Best time to visit: Plan your trip for January, February or March if you'd love to experience the mirror-like reflections after the rains. Visit in May-December to explore the parched white plains more extensively.
Salinas Grandes Argentina
The cultural significance of South America’s incredible salt flats
Beyond their natural beauty, the salt flats of Argentina, Bolivia, and Chile hold significant cultural importance. In Bolivia, the Salar de Uyuni is deeply tied to the indigenous Quechua and Aymara cultures, and you can learn about traditional salt extraction techniques. In Argentina, the Salinas Grandes are an essential part of the local heritage, so ensure your tour includes interaction with local communities to gain insights into their traditional salt mining practices. In Chile, the Salar de Atacama and its surrounding areas exhibit traces of ancient civilisations, such as the Atacameños, who have left behind petroglyphs and archaeological sites.
While Argentina, Bolivia, and Chile's salt flats offer mesmerising landscapes and cultural highlights, each has its unique charm. Whichever salt flat you choose to explore, you will be immersed in a captivating experience that will leave a lasting impression and memories to cherish for a lifetime.
See how we combine a visit to Bolivia and Chile on Viva’s Signature Salt Flats Tour.
Explore the magic of Argentina’s Salta region and salt flats on Viva’s Salta Valley & Canyons Tour.
And if you’d love a more personalised plan, then reach out to one of Viva’s Destination Specialists. They’ll work with you to create a seamless itinerary that includes all the special highlights on your bucket-list, and can advise you on which salt flats would be the best, easiest and most convenient for you to include on your itinerary.
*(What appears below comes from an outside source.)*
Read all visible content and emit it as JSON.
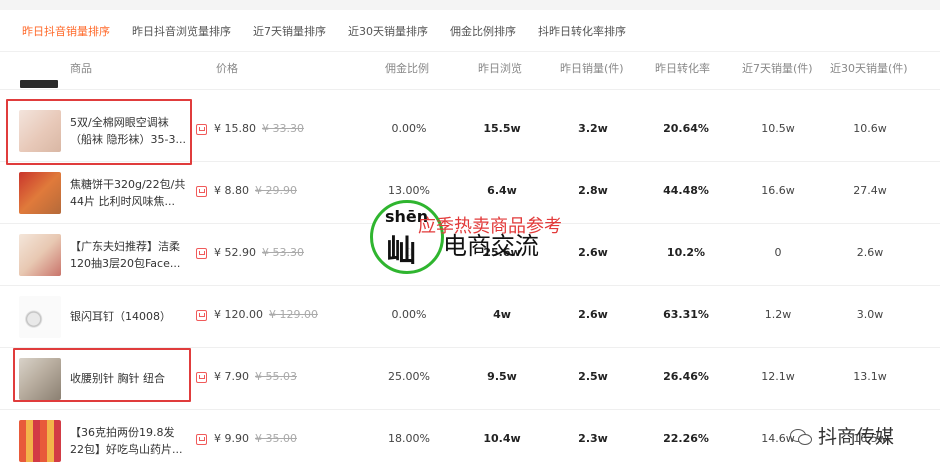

We take care of all the logistics so you don’t have to – and offer 24/7 on-the-ground support once your feet hit South American soil.